Task requirements
Your job is to return every line of the listing holding the string "clock".

Records to process

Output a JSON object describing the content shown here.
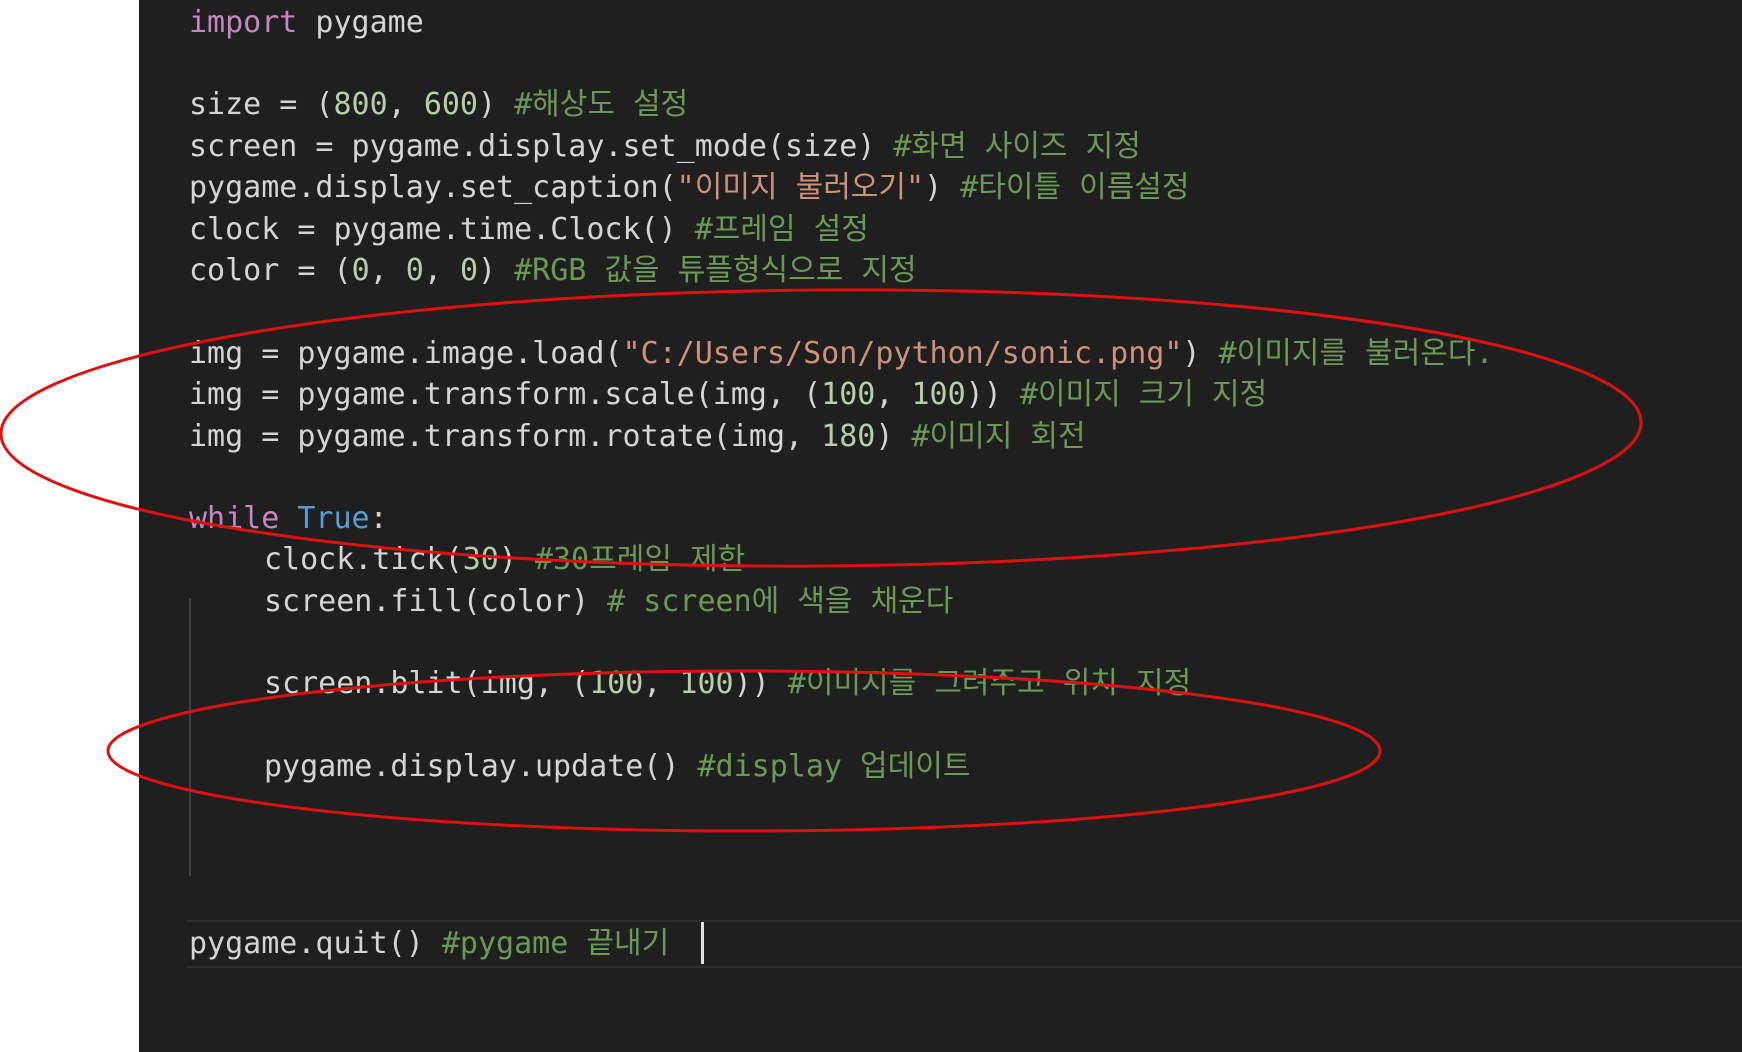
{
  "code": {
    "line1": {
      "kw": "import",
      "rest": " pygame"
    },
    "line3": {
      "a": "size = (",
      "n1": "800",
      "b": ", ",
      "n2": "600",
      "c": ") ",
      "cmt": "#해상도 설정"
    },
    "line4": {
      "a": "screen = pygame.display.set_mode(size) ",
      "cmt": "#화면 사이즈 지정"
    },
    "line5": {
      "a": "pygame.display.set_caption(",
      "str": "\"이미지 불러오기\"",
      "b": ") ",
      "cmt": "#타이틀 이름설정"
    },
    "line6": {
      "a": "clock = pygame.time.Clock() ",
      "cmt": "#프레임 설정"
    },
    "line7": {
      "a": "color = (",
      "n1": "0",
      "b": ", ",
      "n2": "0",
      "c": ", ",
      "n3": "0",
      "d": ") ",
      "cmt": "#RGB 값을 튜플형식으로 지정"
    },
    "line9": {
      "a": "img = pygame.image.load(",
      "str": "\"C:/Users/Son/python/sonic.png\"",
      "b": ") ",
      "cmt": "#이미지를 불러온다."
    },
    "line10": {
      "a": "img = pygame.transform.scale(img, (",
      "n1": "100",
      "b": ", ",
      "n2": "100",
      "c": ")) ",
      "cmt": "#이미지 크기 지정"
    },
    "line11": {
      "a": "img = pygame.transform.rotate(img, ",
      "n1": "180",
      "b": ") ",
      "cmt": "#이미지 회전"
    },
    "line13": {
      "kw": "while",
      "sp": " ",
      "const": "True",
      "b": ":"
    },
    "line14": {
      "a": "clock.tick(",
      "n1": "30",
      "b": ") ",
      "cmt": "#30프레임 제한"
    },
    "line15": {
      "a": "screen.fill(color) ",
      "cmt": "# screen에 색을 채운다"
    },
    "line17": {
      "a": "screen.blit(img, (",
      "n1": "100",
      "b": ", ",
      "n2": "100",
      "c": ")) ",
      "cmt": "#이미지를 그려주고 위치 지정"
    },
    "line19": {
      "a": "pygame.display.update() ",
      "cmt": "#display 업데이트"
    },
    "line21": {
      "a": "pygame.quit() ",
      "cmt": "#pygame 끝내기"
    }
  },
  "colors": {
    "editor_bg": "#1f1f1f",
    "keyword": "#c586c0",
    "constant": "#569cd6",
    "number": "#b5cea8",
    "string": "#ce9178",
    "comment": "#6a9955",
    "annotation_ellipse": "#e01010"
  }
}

Solution to this problem
      "a": "clock = pygame.time.Clock() ",
      "a": "clock.tick(",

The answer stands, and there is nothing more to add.